Accused, Seamus Daly, faces 29 counts of murder over 1998 Real IRA attack in Northern Ireland that tried to derail peace process.

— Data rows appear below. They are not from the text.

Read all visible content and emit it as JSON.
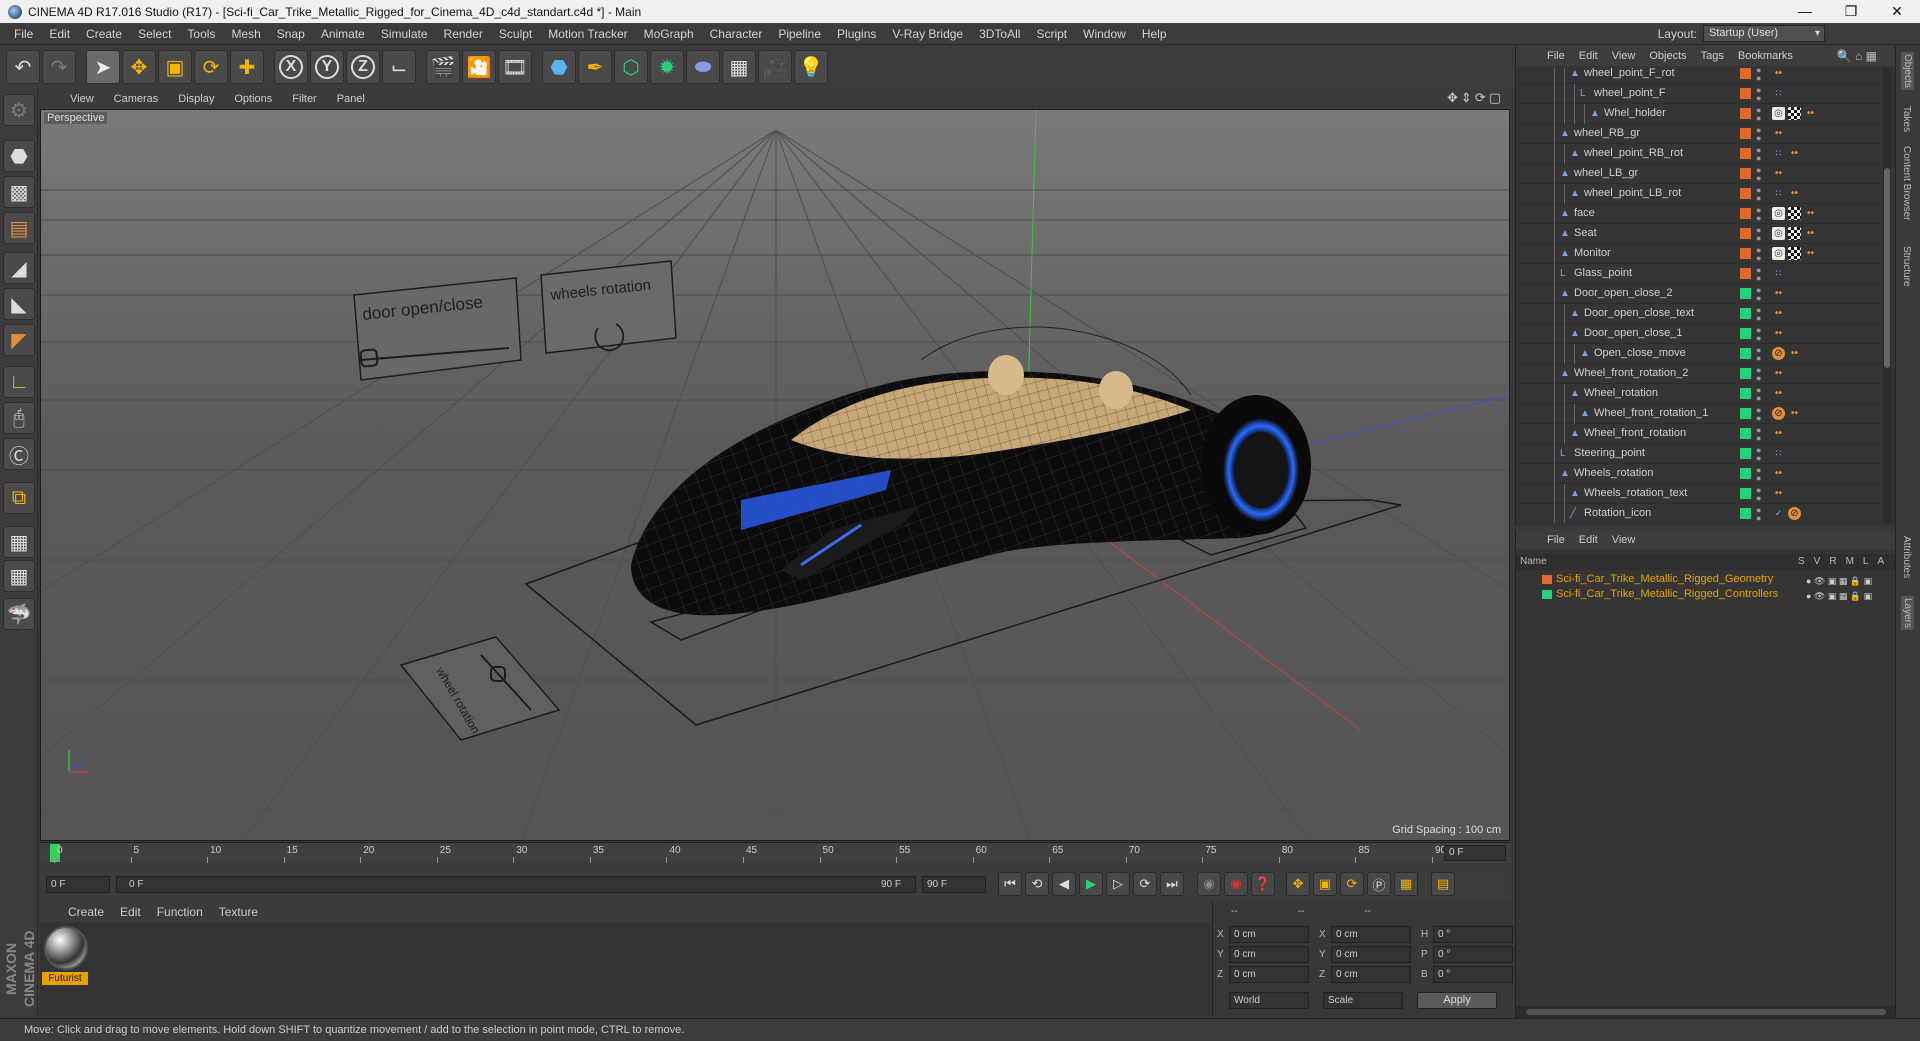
{
  "window": {
    "title": "CINEMA 4D R17.016 Studio (R17) - [Sci-fi_Car_Trike_Metallic_Rigged_for_Cinema_4D_c4d_standart.c4d *] - Main"
  },
  "menubar": {
    "items": [
      "File",
      "Edit",
      "Create",
      "Select",
      "Tools",
      "Mesh",
      "Snap",
      "Animate",
      "Simulate",
      "Render",
      "Sculpt",
      "Motion Tracker",
      "MoGraph",
      "Character",
      "Pipeline",
      "Plugins",
      "V-Ray Bridge",
      "3DToAll",
      "Script",
      "Window",
      "Help"
    ],
    "layout_label": "Layout:",
    "layout_value": "Startup (User)"
  },
  "viewport": {
    "menu": [
      "View",
      "Cameras",
      "Display",
      "Options",
      "Filter",
      "Panel"
    ],
    "label": "Perspective",
    "grid_spacing": "Grid Spacing : 100 cm",
    "controller_door": "door open/close",
    "controller_wheels": "wheels rotation",
    "controller_wheel_rot": "wheel rotation"
  },
  "timeline": {
    "ticks": [
      "0",
      "5",
      "10",
      "15",
      "20",
      "25",
      "30",
      "35",
      "40",
      "45",
      "50",
      "55",
      "60",
      "65",
      "70",
      "75",
      "80",
      "85",
      "90"
    ],
    "current_frame": "0 F",
    "start_field": "0 F",
    "slider_start": "0 F",
    "slider_end": "90 F",
    "end_field": "90 F"
  },
  "material": {
    "menu": [
      "Create",
      "Edit",
      "Function",
      "Texture"
    ],
    "name": "Futurist"
  },
  "coords": {
    "headers": [
      "--",
      "--",
      "--"
    ],
    "rows": [
      {
        "a": "X",
        "av": "0 cm",
        "b": "X",
        "bv": "0 cm",
        "c": "H",
        "cv": "0 °"
      },
      {
        "a": "Y",
        "av": "0 cm",
        "b": "Y",
        "bv": "0 cm",
        "c": "P",
        "cv": "0 °"
      },
      {
        "a": "Z",
        "av": "0 cm",
        "b": "Z",
        "bv": "0 cm",
        "c": "B",
        "cv": "0 °"
      }
    ],
    "mode": "World",
    "type": "Scale",
    "apply": "Apply"
  },
  "status": {
    "text": "Move: Click and drag to move elements. Hold down SHIFT to quantize movement / add to the selection in point mode, CTRL to remove."
  },
  "objects": {
    "menu": [
      "File",
      "Edit",
      "View",
      "Objects",
      "Tags",
      "Bookmarks"
    ],
    "rows": [
      {
        "name": "wheel_point_F_rot",
        "indent": 2,
        "icon": "null",
        "layer": "#e06a2a",
        "tags": [
          "null"
        ]
      },
      {
        "name": "wheel_point_F",
        "indent": 3,
        "icon": "L0",
        "layer": "#e06a2a",
        "tags": [
          "xp"
        ]
      },
      {
        "name": "Whel_holder",
        "indent": 4,
        "icon": "null",
        "layer": "#e06a2a",
        "tags": [
          "tex",
          "chk",
          "null"
        ]
      },
      {
        "name": "wheel_RB_gr",
        "indent": 1,
        "icon": "null",
        "layer": "#e06a2a",
        "tags": [
          "null"
        ]
      },
      {
        "name": "wheel_point_RB_rot",
        "indent": 2,
        "icon": "null",
        "layer": "#e06a2a",
        "tags": [
          "xp",
          "null"
        ]
      },
      {
        "name": "wheel_LB_gr",
        "indent": 1,
        "icon": "null",
        "layer": "#e06a2a",
        "tags": [
          "null"
        ]
      },
      {
        "name": "wheel_point_LB_rot",
        "indent": 2,
        "icon": "null",
        "layer": "#e06a2a",
        "tags": [
          "xp",
          "null"
        ]
      },
      {
        "name": "face",
        "indent": 1,
        "icon": "null",
        "layer": "#e06a2a",
        "tags": [
          "tex",
          "chk",
          "null"
        ]
      },
      {
        "name": "Seat",
        "indent": 1,
        "icon": "null",
        "layer": "#e06a2a",
        "tags": [
          "tex",
          "chk",
          "null"
        ]
      },
      {
        "name": "Monitor",
        "indent": 1,
        "icon": "null",
        "layer": "#e06a2a",
        "tags": [
          "tex",
          "chk",
          "null"
        ]
      },
      {
        "name": "Glass_point",
        "indent": 1,
        "icon": "L0",
        "layer": "#e06a2a",
        "tags": [
          "xp"
        ]
      },
      {
        "name": "Door_open_close_2",
        "indent": 1,
        "icon": "null",
        "layer": "#27d37a",
        "tags": [
          "null"
        ]
      },
      {
        "name": "Door_open_close_text",
        "indent": 2,
        "icon": "null",
        "layer": "#27d37a",
        "tags": [
          "null"
        ]
      },
      {
        "name": "Door_open_close_1",
        "indent": 2,
        "icon": "null",
        "layer": "#27d37a",
        "tags": [
          "null"
        ]
      },
      {
        "name": "Open_close_move",
        "indent": 3,
        "icon": "null",
        "layer": "#27d37a",
        "tags": [
          "stop",
          "null"
        ]
      },
      {
        "name": "Wheel_front_rotation_2",
        "indent": 1,
        "icon": "null",
        "layer": "#27d37a",
        "tags": [
          "null"
        ]
      },
      {
        "name": "Wheel_rotation",
        "indent": 2,
        "icon": "null",
        "layer": "#27d37a",
        "tags": [
          "null"
        ]
      },
      {
        "name": "Wheel_front_rotation_1",
        "indent": 3,
        "icon": "null",
        "layer": "#27d37a",
        "tags": [
          "stop",
          "null"
        ]
      },
      {
        "name": "Wheel_front_rotation",
        "indent": 2,
        "icon": "null",
        "layer": "#27d37a",
        "tags": [
          "null"
        ]
      },
      {
        "name": "Steering_point",
        "indent": 1,
        "icon": "L0",
        "layer": "#27d37a",
        "tags": [
          "xp"
        ]
      },
      {
        "name": "Wheels_rotation",
        "indent": 1,
        "icon": "null",
        "layer": "#27d37a",
        "tags": [
          "null"
        ]
      },
      {
        "name": "Wheels_rotation_text",
        "indent": 2,
        "icon": "null",
        "layer": "#27d37a",
        "tags": [
          "null"
        ]
      },
      {
        "name": "Rotation_icon",
        "indent": 2,
        "icon": "spline",
        "layer": "#27d37a",
        "tags": [
          "check",
          "stop"
        ]
      }
    ]
  },
  "layers": {
    "menu": [
      "File",
      "Edit",
      "View"
    ],
    "header_name": "Name",
    "columns": [
      "S",
      "V",
      "R",
      "M",
      "L",
      "A"
    ],
    "rows": [
      {
        "name": "Sci-fi_Car_Trike_Metallic_Rigged_Geometry",
        "color": "#e06a2a"
      },
      {
        "name": "Sci-fi_Car_Trike_Metallic_Rigged_Controllers",
        "color": "#27d37a"
      }
    ]
  },
  "right_tabs": [
    "Objects",
    "Takes",
    "Content Browser",
    "Structure",
    "Attributes",
    "Layers"
  ]
}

He pretended to be his brother when stopped by police
11 April 2014
Seamus Daly, accused of the Omagh bombing in 1998, arrives at court in Dungannon, Northern Ireland. (AP Photo/Peter Morrison)
Omagh bomb suspect Seamus Daly was arrested as he attended a maternity unit with his heavily pregnant wife, a court was told.
Daly, 43, was held on Monday at a hospital in Newry, Northern Ireland, after a decision to arrest him for 1998 atrocity was taken in consultation with prosecutors at the “highest level”.
He claimed to be his own brother when stopped and was only formally identified through fingerprint analysis.
He appeared before Dungannon Magistrates’ Court on Friday charged with 29 counts of murder in connection with the bloodiest outrage of the Troubles.
The prosecution comes a year after a civil court ruled that Daly was liable for the atrocity.
Dungannon magistrates heard that the prosecution case against him is based on phone, forensic and witness evidence.
A detective said the decision to charge Daly, originally from Cullaville, Co Monaghan, had been taken in consultation with the “highest level” of Northern Ireland’s Public Prosecution Service after reviewing a range of evidence allegedly linking the bricklayer and publican with the August 1998 attack.
Daly, who now lives in Jonesborough, Co Armagh, was remanded in custody after deputy District Judge Paul Conway refused a bail application.
His lawyer told the court that Friday was the due date for Daly and his wife’s second child.
No one has ever been successfully convicted in the criminal courts for the Real IRA bombing in Omagh, Co Tyrone, which happened just months after the Good Friday Agreement.
A 500lb car bomb was detonated on Market Street which left 29 people dead and 200 injured.
In 2009, bereaved families were forced to take their own action in the civil courts and won a landmark ruling at Belfast High Court when a senior judge found four men, including Daly, liable for the bombing.
Daly, along with Michael McKevitt, Liam Campbell and Colm Murphy, were ordered to pay £1.6 million to the families in compensation.
Daly and Murphy appealed and were granted a retrial in the civil courts but were found liable for a second time in 2013.
Dressed in jeans and a dark grey hooded top, an unshaven Daly did not speak during the half-hour hearing in court.
He also faces counts of causing the explosion in Omagh; possession of a bomb in the Co Tyrone market town with intent to endanger life or property; conspiring to cause an explosion in Lisburn, Co Down in April 1998; and possession of the Lisburn bomb with intent.
He sat in the dock only yards in front of the public gallery, where Michael Gallagher, whose son 21-year-old Aiden died in the blast, looked on.
After the hearing Mr Gallagher said: “This is part of our life for the past 15 and half years and if it’s happening we are going to be there, wherever that is.
“It was important for our presence for the people, in our case our son Aiden, it was important to be there and represent him because there was no one else going to do it.”
Mr Gallagher said the latest legal proceedings linked to the case would not sidetrack the families’ campaign for a cross-border public inquiry into alleged security failings in the lead-up and aftermath of the attack.
“We need the truth,” he said.